The new (capitalist) nobility lived comfortably, as did the middle class merchants, whose wealth came at the expense of the working class of people, economically enslaved to the interests of property owners. Over time, the relationship between industrialists and workers deteriorated. Wealthy property owners refused to acknowledge any responsibility to “share their wealth,” and workers became steadily more resentful. It was always possible for workers to quit their jobs, but with more workers than jobs, workers had no advocates and no bargaining chips. It was such an intolerable situation that many parents put their young children to work — just to put food on the table.
In truth, Karl Marx was less concerned about an equal distribution of wealth than he was empowerment. Labor unions became the tool to achieve empowerment. Marx's theory addressed well-defined inequities in the gap between rich and poor, but his solutions were harsh and threatened the status-quo of industrialists. It was a theory that many along the way began to believe that could provide equality to mankind. In time, political parties catering to workers focused on punishing the wealthy, but in such a way that gave power to themselves. For their part, industrialists believed labor unions and politicians were holding them hostage — the so-called Robin Hood principle of economic management.
But as we saw from the seizures of factories in pre-Mussolini Italy, socialist workers (as they were now called) took control of many prominent businesses and proceeded to run them into the ground; eventually they closed down. In the United States during the 1970s, labor unions held White Trucking Company hostage — the owners decided to close the factory, resulting in well-paid union workers being forced into the fast-food industry. From this failure, one can see there needs to be a balance of power and wealth created between the capitalists and those that labor in their businesses. It must be a balanced and reasonable approach that fosters hard work, ingenuity, and meritocracy. Most corporations understand this today, and they are working to provide this balance of interests.

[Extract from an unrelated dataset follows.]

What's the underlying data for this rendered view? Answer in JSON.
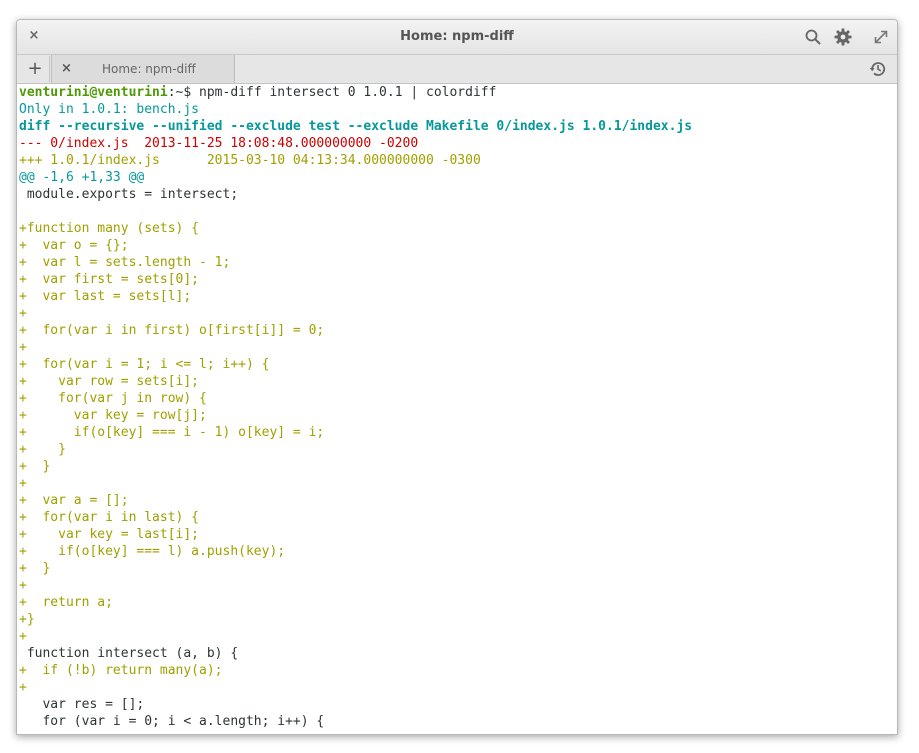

Today's progressives originate from two camps: political socialists who demonize the corporations that create opportunities for both jobs and investment, and unionists who are little more than thieves whom steal from their constituencies. In both camps, profit is a bad thing — as are those who assume the risks of capital investment, which in turn provides opportunity for ordinary people. We understand that the point of capital investment is to increase wealth, but social progressives view this as some kind of economical sacrilege. Equal opportunity only has merit when workers benefit, not their employers.
Today’s Marxists refuse to acknowledge that conditions that once existed in industrially developing countries are very different from contemporary conditions. In spite of the fact that most economic problems are more the result of people making bad decisions, from accumulating massive debt to pursuing “get rich quick” schemes, socialist progressives have developed a hypocritical attitude that more than anything else, benefits politicians and of course, themselves.
Today, we have people that have amassed enough wealth in the corporate world to maintain a good living in retirement, but who now embrace principles that follow outdated Marxist theories. One good example of this is healthcare. Neo-Marxists who have achieved wealth now clamor for a national single-payer health care system so that others can foot the bill; never mind that such nitwits did not have the presence of mind to plan for their later years.
Co-written by Mustang of Social Sense.
Next: More history.